(EXTRACTED RECORDS)

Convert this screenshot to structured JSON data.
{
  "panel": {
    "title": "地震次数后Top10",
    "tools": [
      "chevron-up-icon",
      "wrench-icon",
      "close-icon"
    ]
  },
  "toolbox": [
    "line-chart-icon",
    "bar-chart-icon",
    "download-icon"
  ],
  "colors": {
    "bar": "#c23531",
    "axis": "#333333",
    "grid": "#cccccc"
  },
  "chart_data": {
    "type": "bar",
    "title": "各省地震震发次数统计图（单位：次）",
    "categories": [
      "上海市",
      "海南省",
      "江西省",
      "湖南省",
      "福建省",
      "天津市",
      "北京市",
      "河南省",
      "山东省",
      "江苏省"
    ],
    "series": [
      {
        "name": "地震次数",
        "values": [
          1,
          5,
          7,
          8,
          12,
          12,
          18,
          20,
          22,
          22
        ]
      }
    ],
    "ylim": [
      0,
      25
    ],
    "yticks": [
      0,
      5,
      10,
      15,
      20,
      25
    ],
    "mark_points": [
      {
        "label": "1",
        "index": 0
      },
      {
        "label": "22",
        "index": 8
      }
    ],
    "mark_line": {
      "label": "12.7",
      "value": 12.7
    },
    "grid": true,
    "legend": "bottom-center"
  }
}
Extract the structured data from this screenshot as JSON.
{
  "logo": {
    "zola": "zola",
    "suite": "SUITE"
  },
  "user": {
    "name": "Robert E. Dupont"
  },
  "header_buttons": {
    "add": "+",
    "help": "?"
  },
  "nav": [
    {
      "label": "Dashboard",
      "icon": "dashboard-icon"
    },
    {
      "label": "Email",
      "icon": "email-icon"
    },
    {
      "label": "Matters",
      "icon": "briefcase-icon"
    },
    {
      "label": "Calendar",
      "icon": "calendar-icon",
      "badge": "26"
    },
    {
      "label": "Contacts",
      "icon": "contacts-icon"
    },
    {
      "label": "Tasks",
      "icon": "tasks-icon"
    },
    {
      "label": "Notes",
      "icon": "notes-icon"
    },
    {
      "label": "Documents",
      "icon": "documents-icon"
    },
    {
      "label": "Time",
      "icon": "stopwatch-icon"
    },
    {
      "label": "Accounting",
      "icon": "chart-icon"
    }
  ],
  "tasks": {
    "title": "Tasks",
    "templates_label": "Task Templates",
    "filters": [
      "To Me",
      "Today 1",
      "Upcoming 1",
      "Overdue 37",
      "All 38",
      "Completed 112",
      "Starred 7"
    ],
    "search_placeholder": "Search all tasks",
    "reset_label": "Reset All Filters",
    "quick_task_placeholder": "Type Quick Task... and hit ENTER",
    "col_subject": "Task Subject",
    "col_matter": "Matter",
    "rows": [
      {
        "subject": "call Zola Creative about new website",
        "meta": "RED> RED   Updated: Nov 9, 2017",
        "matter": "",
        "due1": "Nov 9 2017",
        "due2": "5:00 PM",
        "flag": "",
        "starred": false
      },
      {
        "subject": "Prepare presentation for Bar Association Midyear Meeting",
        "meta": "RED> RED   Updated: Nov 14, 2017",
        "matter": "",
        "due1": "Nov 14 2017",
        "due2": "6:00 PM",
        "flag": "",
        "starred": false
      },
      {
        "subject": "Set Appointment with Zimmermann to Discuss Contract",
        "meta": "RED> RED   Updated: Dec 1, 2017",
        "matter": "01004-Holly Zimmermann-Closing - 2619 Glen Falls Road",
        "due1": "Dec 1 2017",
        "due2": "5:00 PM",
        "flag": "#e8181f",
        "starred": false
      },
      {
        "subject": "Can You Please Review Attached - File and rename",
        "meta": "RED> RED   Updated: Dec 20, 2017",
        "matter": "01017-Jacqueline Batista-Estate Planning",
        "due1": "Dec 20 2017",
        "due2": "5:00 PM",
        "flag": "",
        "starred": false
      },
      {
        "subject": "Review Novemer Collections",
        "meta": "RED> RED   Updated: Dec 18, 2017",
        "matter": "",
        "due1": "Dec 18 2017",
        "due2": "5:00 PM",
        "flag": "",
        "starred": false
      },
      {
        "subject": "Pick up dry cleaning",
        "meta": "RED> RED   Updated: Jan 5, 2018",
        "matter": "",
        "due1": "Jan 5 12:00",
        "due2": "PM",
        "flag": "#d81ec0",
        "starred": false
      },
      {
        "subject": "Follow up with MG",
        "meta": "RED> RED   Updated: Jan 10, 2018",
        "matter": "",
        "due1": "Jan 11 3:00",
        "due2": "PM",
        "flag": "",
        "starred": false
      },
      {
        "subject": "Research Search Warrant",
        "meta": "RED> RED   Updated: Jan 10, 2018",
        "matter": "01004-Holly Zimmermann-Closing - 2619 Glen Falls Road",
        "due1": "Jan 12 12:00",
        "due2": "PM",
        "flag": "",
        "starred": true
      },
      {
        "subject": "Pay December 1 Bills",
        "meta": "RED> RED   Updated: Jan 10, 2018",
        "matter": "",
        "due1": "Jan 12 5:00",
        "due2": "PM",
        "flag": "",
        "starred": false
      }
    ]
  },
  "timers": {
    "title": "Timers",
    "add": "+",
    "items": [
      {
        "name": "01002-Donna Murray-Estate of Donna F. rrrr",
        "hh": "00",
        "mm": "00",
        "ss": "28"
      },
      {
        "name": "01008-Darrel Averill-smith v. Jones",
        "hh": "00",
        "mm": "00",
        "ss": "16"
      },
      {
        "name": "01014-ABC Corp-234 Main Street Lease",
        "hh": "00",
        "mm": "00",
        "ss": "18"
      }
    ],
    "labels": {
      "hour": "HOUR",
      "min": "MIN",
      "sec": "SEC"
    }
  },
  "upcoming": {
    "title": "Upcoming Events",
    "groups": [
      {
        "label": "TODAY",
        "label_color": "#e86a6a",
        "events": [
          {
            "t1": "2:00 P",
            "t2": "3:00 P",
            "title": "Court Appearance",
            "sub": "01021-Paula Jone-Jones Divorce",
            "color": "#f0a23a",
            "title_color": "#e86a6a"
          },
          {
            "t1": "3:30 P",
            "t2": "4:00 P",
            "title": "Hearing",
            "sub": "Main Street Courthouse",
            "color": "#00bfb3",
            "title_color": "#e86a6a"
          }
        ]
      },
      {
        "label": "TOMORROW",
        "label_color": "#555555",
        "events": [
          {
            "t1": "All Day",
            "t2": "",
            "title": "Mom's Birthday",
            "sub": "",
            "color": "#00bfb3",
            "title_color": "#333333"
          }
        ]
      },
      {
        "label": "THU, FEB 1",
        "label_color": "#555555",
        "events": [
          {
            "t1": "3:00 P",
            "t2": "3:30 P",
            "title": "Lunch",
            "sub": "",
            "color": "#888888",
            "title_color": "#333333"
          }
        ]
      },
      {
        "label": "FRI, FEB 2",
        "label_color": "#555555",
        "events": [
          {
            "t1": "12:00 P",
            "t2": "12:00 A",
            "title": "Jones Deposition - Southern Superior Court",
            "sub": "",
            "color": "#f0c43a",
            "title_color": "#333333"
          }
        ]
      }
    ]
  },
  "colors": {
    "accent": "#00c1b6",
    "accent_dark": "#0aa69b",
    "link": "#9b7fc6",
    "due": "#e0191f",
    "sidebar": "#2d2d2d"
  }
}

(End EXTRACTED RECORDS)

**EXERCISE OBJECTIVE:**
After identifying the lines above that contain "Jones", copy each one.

**WRITTEN SOLUTION:**
        "name": "01008-Darrel Averill-smith v. Jones",
            "sub": "01021-Paula Jone-Jones Divorce",
            "title": "Jones Deposition - Southern Superior Court",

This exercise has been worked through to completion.